Drakelow in Worcestershire derives its name from a mythological creature – the dragon. The word for dragon in Germanic mythology and its descendants is worm (Old English: wyrm, Old High German: wurm, Old Norse: ormr), meaning snake or serpent. In Old English wyrm means "serpent", draca means "dragon" (Skeat).
Category: Celtic Pantheons
There is a general acceptance that the Green Man is a representation of a pagan deity, but this is not borne out by the abundance of Green Man carvings to be found on or within Christian churches. Could this contradiction be the clue that will lead to our understanding of this archaic figure? Why do we find the Green Many associated with churches?

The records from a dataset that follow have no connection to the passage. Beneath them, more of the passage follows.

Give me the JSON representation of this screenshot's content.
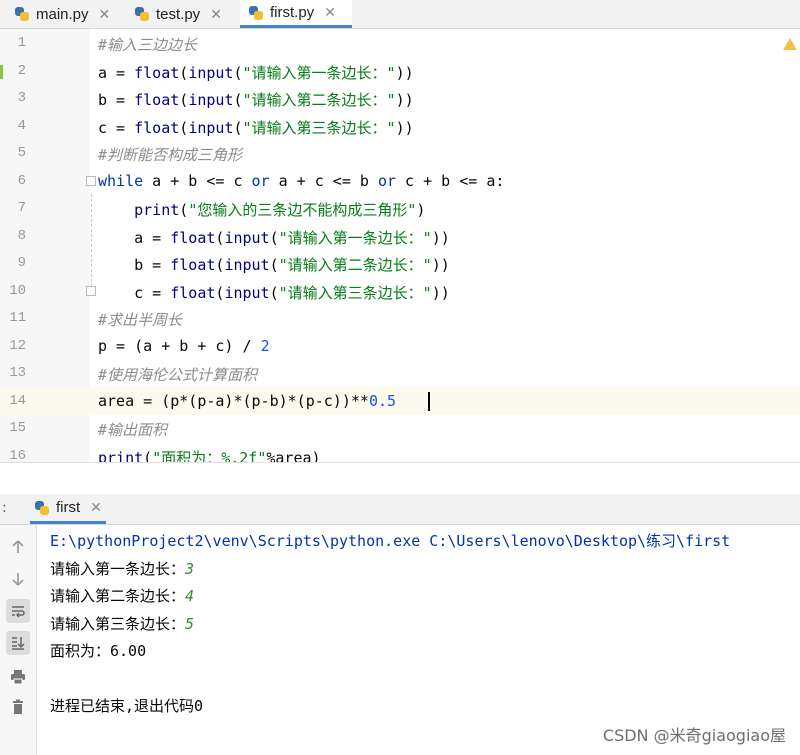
{
  "tabs": [
    {
      "label": "main.py",
      "close": "✕"
    },
    {
      "label": "test.py",
      "close": "✕"
    },
    {
      "label": "first.py",
      "close": "✕"
    }
  ],
  "editor": {
    "line_numbers": [
      "1",
      "2",
      "3",
      "4",
      "5",
      "6",
      "7",
      "8",
      "9",
      "10",
      "11",
      "12",
      "13",
      "14",
      "15",
      "16"
    ],
    "lines": [
      [
        {
          "t": "#输入三边边长",
          "c": "com"
        }
      ],
      [
        {
          "t": "a = ",
          "c": ""
        },
        {
          "t": "float",
          "c": "fn"
        },
        {
          "t": "(",
          "c": ""
        },
        {
          "t": "input",
          "c": "fn"
        },
        {
          "t": "(",
          "c": ""
        },
        {
          "t": "\"请输入第一条边长：\"",
          "c": "str"
        },
        {
          "t": "))",
          "c": ""
        }
      ],
      [
        {
          "t": "b = ",
          "c": ""
        },
        {
          "t": "float",
          "c": "fn"
        },
        {
          "t": "(",
          "c": ""
        },
        {
          "t": "input",
          "c": "fn"
        },
        {
          "t": "(",
          "c": ""
        },
        {
          "t": "\"请输入第二条边长：\"",
          "c": "str"
        },
        {
          "t": "))",
          "c": ""
        }
      ],
      [
        {
          "t": "c = ",
          "c": ""
        },
        {
          "t": "float",
          "c": "fn"
        },
        {
          "t": "(",
          "c": ""
        },
        {
          "t": "input",
          "c": "fn"
        },
        {
          "t": "(",
          "c": ""
        },
        {
          "t": "\"请输入第三条边长：\"",
          "c": "str"
        },
        {
          "t": "))",
          "c": ""
        }
      ],
      [
        {
          "t": "#判断能否构成三角形",
          "c": "com"
        }
      ],
      [
        {
          "t": "while",
          "c": "kw"
        },
        {
          "t": " a + b <= c ",
          "c": ""
        },
        {
          "t": "or",
          "c": "kw"
        },
        {
          "t": " a + c <= b ",
          "c": ""
        },
        {
          "t": "or",
          "c": "kw"
        },
        {
          "t": " c + b <= a:",
          "c": ""
        }
      ],
      [
        {
          "t": "    ",
          "c": ""
        },
        {
          "t": "print",
          "c": "fn"
        },
        {
          "t": "(",
          "c": ""
        },
        {
          "t": "\"您输入的三条边不能构成三角形\"",
          "c": "str"
        },
        {
          "t": ")",
          "c": ""
        }
      ],
      [
        {
          "t": "    a = ",
          "c": ""
        },
        {
          "t": "float",
          "c": "fn"
        },
        {
          "t": "(",
          "c": ""
        },
        {
          "t": "input",
          "c": "fn"
        },
        {
          "t": "(",
          "c": ""
        },
        {
          "t": "\"请输入第一条边长：\"",
          "c": "str"
        },
        {
          "t": "))",
          "c": ""
        }
      ],
      [
        {
          "t": "    b = ",
          "c": ""
        },
        {
          "t": "float",
          "c": "fn"
        },
        {
          "t": "(",
          "c": ""
        },
        {
          "t": "input",
          "c": "fn"
        },
        {
          "t": "(",
          "c": ""
        },
        {
          "t": "\"请输入第二条边长：\"",
          "c": "str"
        },
        {
          "t": "))",
          "c": ""
        }
      ],
      [
        {
          "t": "    c = ",
          "c": ""
        },
        {
          "t": "float",
          "c": "fn"
        },
        {
          "t": "(",
          "c": ""
        },
        {
          "t": "input",
          "c": "fn"
        },
        {
          "t": "(",
          "c": ""
        },
        {
          "t": "\"请输入第三条边长：\"",
          "c": "str"
        },
        {
          "t": "))",
          "c": ""
        }
      ],
      [
        {
          "t": "#求出半周长",
          "c": "com"
        }
      ],
      [
        {
          "t": "p = (a + b + c) / ",
          "c": ""
        },
        {
          "t": "2",
          "c": "num"
        }
      ],
      [
        {
          "t": "#使用海伦公式计算面积",
          "c": "com"
        }
      ],
      [
        {
          "t": "area = (p*(p-a)*(p-b)*(p-c))**",
          "c": ""
        },
        {
          "t": "0.5",
          "c": "num"
        }
      ],
      [
        {
          "t": "#输出面积",
          "c": "com"
        }
      ],
      [
        {
          "t": "print",
          "c": "fn"
        },
        {
          "t": "(",
          "c": ""
        },
        {
          "t": "\"面积为：%.2f\"",
          "c": "str"
        },
        {
          "t": "%area)",
          "c": ""
        }
      ]
    ]
  },
  "run_panel": {
    "prefix": ":",
    "tab_label": "first",
    "close": "✕",
    "output": [
      {
        "parts": [
          {
            "t": "E:\\pythonProject2\\venv\\Scripts\\python.exe C:\\Users\\lenovo\\Desktop\\练习\\first",
            "c": "cmd"
          }
        ]
      },
      {
        "parts": [
          {
            "t": "请输入第一条边长：",
            "c": ""
          },
          {
            "t": "3",
            "c": "inp"
          }
        ]
      },
      {
        "parts": [
          {
            "t": "请输入第二条边长：",
            "c": ""
          },
          {
            "t": "4",
            "c": "inp"
          }
        ]
      },
      {
        "parts": [
          {
            "t": "请输入第三条边长：",
            "c": ""
          },
          {
            "t": "5",
            "c": "inp"
          }
        ]
      },
      {
        "parts": [
          {
            "t": "面积为：6.00",
            "c": ""
          }
        ]
      },
      {
        "parts": [
          {
            "t": "",
            "c": ""
          }
        ]
      },
      {
        "parts": [
          {
            "t": "进程已结束,退出代码0",
            "c": ""
          }
        ]
      }
    ],
    "sidebar_icons": [
      "arrow-up-icon",
      "arrow-down-icon",
      "soft-wrap-icon",
      "scroll-to-end-icon",
      "print-icon",
      "trash-icon"
    ]
  },
  "watermark": "CSDN @米奇giaogiao屋"
}
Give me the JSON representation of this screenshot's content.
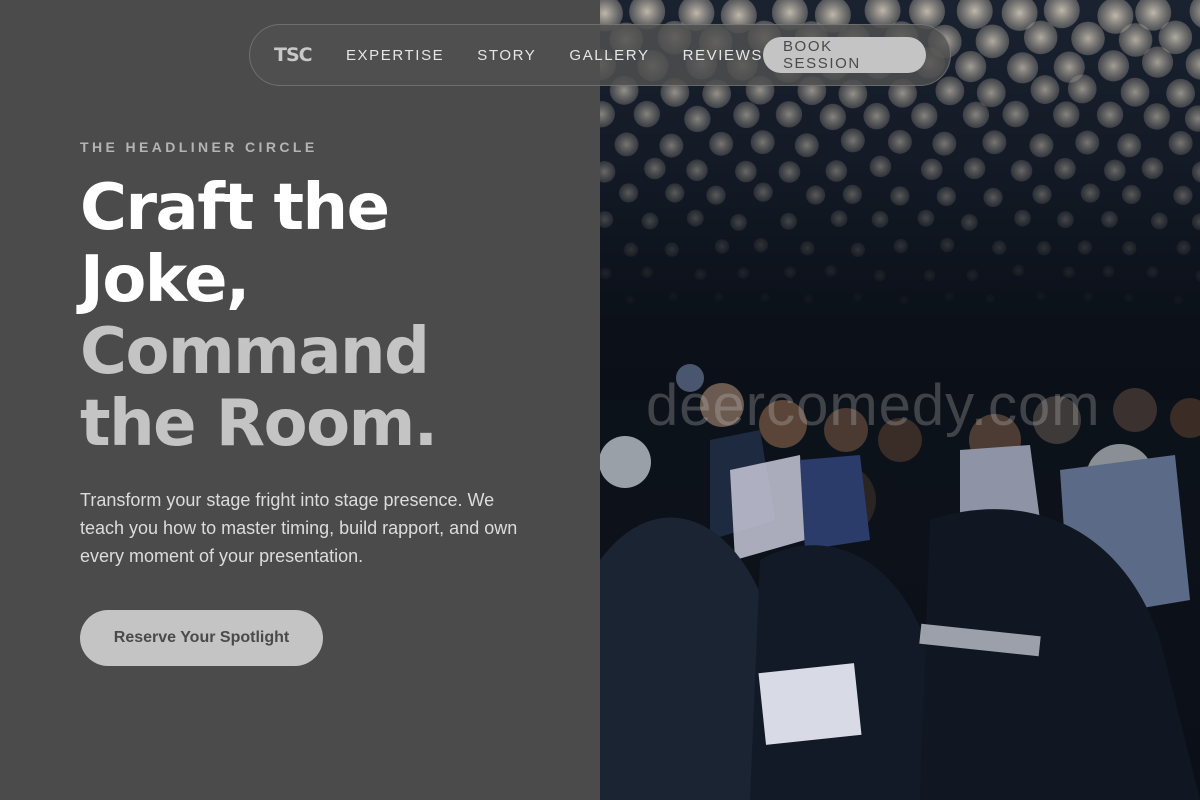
{
  "nav": {
    "logo": "TSC",
    "links": [
      "EXPERTISE",
      "STORY",
      "GALLERY",
      "REVIEWS"
    ],
    "book_label": "BOOK SESSION"
  },
  "hero": {
    "eyebrow": "THE HEADLINER CIRCLE",
    "headline_white_1": "Craft the",
    "headline_white_2": "Joke,",
    "headline_gray_1": "Command",
    "headline_gray_2": "the Room.",
    "lead": "Transform your stage fright into stage presence. We teach you how to master timing, build rapport, and own every moment of your presentation.",
    "cta_label": "Reserve Your Spotlight"
  },
  "photo": {
    "watermark": "deercomedy.com"
  },
  "colors": {
    "left_bg": "#4b4b4b",
    "accent_gray": "#c4c4c4",
    "text_white": "#ffffff"
  }
}
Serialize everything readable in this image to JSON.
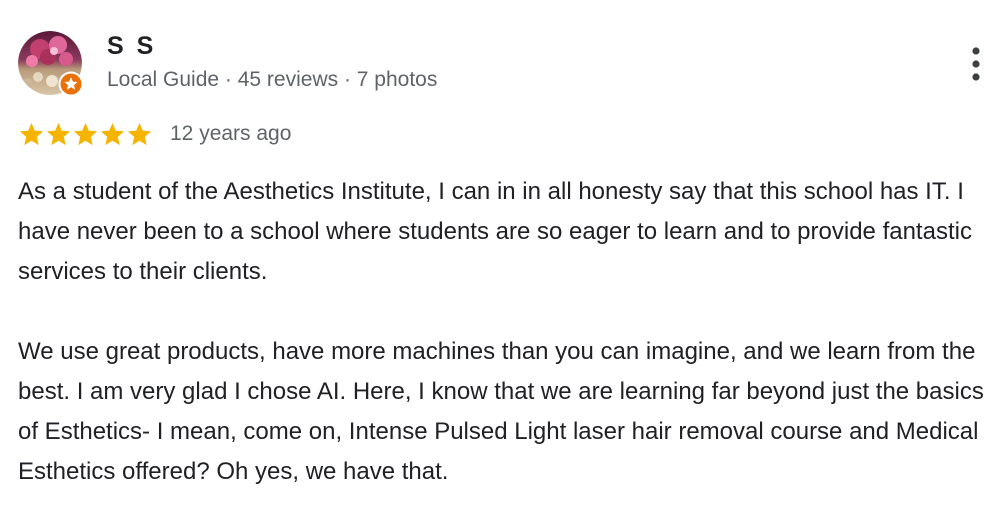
{
  "reviewer": {
    "name": "S S",
    "meta": "Local Guide · 45 reviews · 7 photos",
    "avatar_icon": "user-photo-avatar",
    "badge_icon": "local-guide-star-badge"
  },
  "review": {
    "rating": 5,
    "rating_max": 5,
    "date": "12 years ago",
    "paragraphs": [
      "As a student of the Aesthetics Institute, I can in in all honesty say that this school has IT. I have never been to a school where students are so eager to learn and to provide fantastic services to their clients.",
      "We use great products, have more machines than you can imagine, and we learn from the best. I am very glad I chose AI. Here, I know that we are learning far beyond just the basics of Esthetics- I mean, come on, Intense Pulsed Light laser hair removal course and Medical Esthetics offered? Oh yes, we have that."
    ]
  },
  "actions": {
    "more_icon": "more-vertical-icon"
  },
  "colors": {
    "star": "#f4b400",
    "badge": "#e8710a",
    "text_primary": "#202124",
    "text_secondary": "#5f6368"
  }
}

If we were making a list of the top 100 ancient sites in Britain and Ireland (as is the current vogue) Newgrange would undoubtedly be in the hallowed top 10. Its great age, size, astronomical features and location in the beautiful Boyne Valley, mark it as one of the most important ‘mystery’ sites in Europe.
Brigid’s festival is the first of February, otherwise known as Imbolc, when ritual fires of purification were lit. She takes over from the goddess of winter and is seen as the maiden aspect of the triple goddess by some researchers. In Irish mythology she is the daughter of the Dagda, the father god, and ruler of the Tuatha de Dannan.
A Welsh and Irish god of giant size who was the son of the sea god Mannannan Mac Lir.
Bran had many heroic episodes, but was fatally injured during an excursion to Ireland to rescue his sister Branwen. Mortally wounded in the foot with a poisoned spear, he ordered his companions to take his severed head to the White Mount, where the Tower of London now stands.